Did you know that the average person eats one pound of lipstick per year? Better make sure you know what’s in your favorite tube before you run out and buy another. Next time you’re up for a new shade check out Social Paint, a new Los Angeles-based lip line that features five glossy, creamy shades and every one of them is certified organic, natural and gluten-free. Plus they hold their own antioxidant, anti-inflammatory, and anti-aging properties with SPF 15 for happy, healthy lips.
For Kids: Karen’s Toys
Karen’s Toys boasts one of the biggest in-store selections of the Green Toys line of 100% recycled toys in Los Angeles. From trucks and trains to tea sets and play food, you’ll find something for every tot. Also check out their toys from the brand Hape that uses bamboo materials instead of plastic.
16101 Ventura Blvd.
For the Home: Sur la Tab
A few eco-friendly changes can add up to big results for planet Earth. Switch out plastic straws for stainless steel. Ditch plastic cutlery for bamboo. Even bringing your own reusable water bottles on your next family outing will help the environment not to mention your pocketbook. You can find all of this and more at Sur la Tab, including reusable dishcloths (instead of sponges) and cloth napkins. Bonus: Check their calendar for canning classes so you can save those fresh veggies and fruit from your farmer’s market visit for later.
Not sure what to do with all of your empty Amazon boxes? Fill them up with clothing, accessories and household items you no longer need and donate them to your nearest participating charitable organization. Download your prepaid postage label at GiveBackBox.com.

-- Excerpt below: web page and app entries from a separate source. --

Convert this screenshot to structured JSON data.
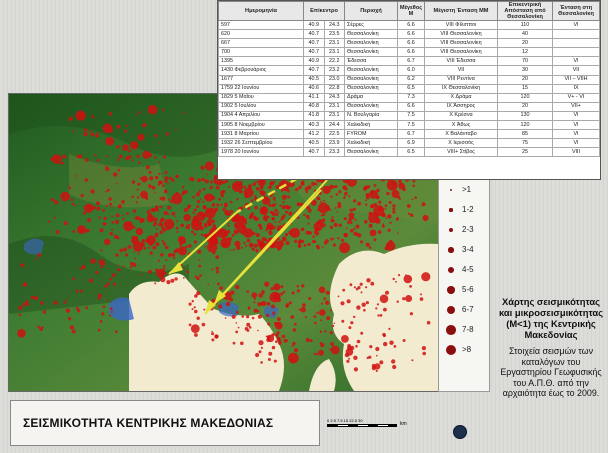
{
  "table": {
    "headers": [
      "Ημερομηνία",
      "Επίκεντρο",
      "",
      "Περιοχή",
      "Μέγεθος M",
      "Μέγιστη Ένταση MM",
      "Επικεντρική Απόσταση από Θεσσαλονίκη",
      "Ένταση στη Θεσσαλονίκη"
    ],
    "rows": [
      [
        "597",
        "40.9",
        "24.3",
        "Σέρρες",
        "6.6",
        "VIII Φίλιπποι",
        "110",
        "VI"
      ],
      [
        "620",
        "40.7",
        "23.5",
        "Θεσσαλονίκη",
        "6.6",
        "VIII Θεσσαλονίκη",
        "40",
        ""
      ],
      [
        "667",
        "40.7",
        "23.1",
        "Θεσσαλονίκη",
        "6.6",
        "VIII Θεσσαλονίκη",
        "20",
        ""
      ],
      [
        "700",
        "40.7",
        "23.1",
        "Θεσσαλονίκη",
        "6.6",
        "VIII Θεσσαλονίκη",
        "12",
        ""
      ],
      [
        "1395",
        "40.9",
        "22.2",
        "Έδεσσα",
        "6.7",
        "VIII Έδεσσα",
        "70",
        "VI"
      ],
      [
        "1430 Φεβρουάριος",
        "40.7",
        "23.2",
        "Θεσσαλονίκη",
        "6.0",
        "VII",
        "30",
        "VII"
      ],
      [
        "1677",
        "40.5",
        "23.0",
        "Θεσσαλονίκη",
        "6.2",
        "VIII Ρεντίνα",
        "20",
        "VII – VIIH"
      ],
      [
        "1759 22 Ιουνίου",
        "40.6",
        "22.8",
        "Θεσσαλονίκη",
        "6.5",
        "IX Θεσσαλονίκη",
        "15",
        "IX"
      ],
      [
        "1829 5 Μαΐου",
        "41.1",
        "24.3",
        "Δράμα",
        "7.3",
        "X Δράμα",
        "120",
        "V+ - VI"
      ],
      [
        "1902 5 Ιουλίου",
        "40.8",
        "23.1",
        "Θεσσαλονίκη",
        "6.6",
        "IX Άσσηρος",
        "20",
        "VII+"
      ],
      [
        "1904 4 Απριλίου",
        "41.8",
        "23.1",
        "N. Βουλγαρία",
        "7.5",
        "X Κρέσνα",
        "130",
        "VI"
      ],
      [
        "1905 8 Νοεμβρίου",
        "40.3",
        "24.4",
        "Χαλκιδική",
        "7.5",
        "X Άθως",
        "120",
        "VI"
      ],
      [
        "1931 8 Μαρτίου",
        "41.2",
        "22.5",
        "FYROM",
        "6.7",
        "X Βαλάνταβο",
        "85",
        "VI"
      ],
      [
        "1932 26 Σεπτεμβρίου",
        "40.5",
        "23.9",
        "Χαλκιδική",
        "6.9",
        "X Ιερισσός",
        "75",
        "VI"
      ],
      [
        "1978 20 Ιουνίου",
        "40.7",
        "23.3",
        "Θεσσαλονίκη",
        "6.5",
        "VIII+ Στίβος",
        "25",
        "VIII"
      ]
    ]
  },
  "legend": {
    "items": [
      ">1",
      "1-2",
      "2-3",
      "3-4",
      "4-5",
      "5-6",
      "6-7",
      "7-8",
      ">8"
    ],
    "color": "#8a0f0f"
  },
  "caption": {
    "title": "Χάρτης σεισμικότητας και μικροσεισμικότητας (M<1) της Κεντρικής Μακεδονίας",
    "body": "Στοιχεία σεισμών των καταλόγων του Εργαστηρίου Γεωφυσικής του Α.Π.Θ. από την αρχαιότητα έως το 2009."
  },
  "title": "ΣΕΙΣΜΙΚΟΤΗΤΑ ΚΕΝΤΡΙΚΗΣ ΜΑΚΕΔΟΝΙΑΣ",
  "scale": {
    "ticks": "0 2.5 7.5 15 22.5 30",
    "unit": "km"
  },
  "colors": {
    "land_dark": "#2f6a2a",
    "land_light": "#f3ebcf",
    "epicenter": "#d01010",
    "arrow": "#e6e23a"
  }
}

Did you know that some of your favorite clothing companies will take back your used or unwanted items in exchange for a discount on your next purchase? Now that’s a win-win! Check out the deets for Levi’s, Madewell, H&M, Kiehl’s, and North Face.
And if you want to clear up some storage space and do good for local families in need, donate your gently used baby and children’s items to Baby 2 Baby.
photo: Treefort via Flickr
Learn To Compost
Vegetable, fruit and some food scraps don’t need to go in the trash. Instead, start your own compost pile. If you’re not sure where to start, the LA Sanitation Department holds free monthly classes so you can start composting in no time. Want to go a step further? You can also learn to make and maintain your own worm farm. Once you tell your kids that nothing makes plants grow better than worm poop, they’ll be all in on the project.
photo: Heal the Bay via Facebook
Be Water Wise
The Los Angeles Department of Water and Power will give homeowners incentives and cash back rewards for any water-saving improvements done in your home. This includes the use of rainwater collection barrels and drought tolerant landscaping.
Lend a Helping Hand
Beach cleanups are a great way to teach your family about community service and the environment. Both Heal the Bay and the Surfrider Foundation hold monthly clean-up days at beaches up and down our local coastline. You’ll learn lots about our oceans and our environmental impact on them through our daily lives. Make a day out of it by picnicking on the beach afterward. Just be sure to take your trash with you!
What do you do to protect the Earth? Tell us in the comments below!
—Christina Montoya Fiedler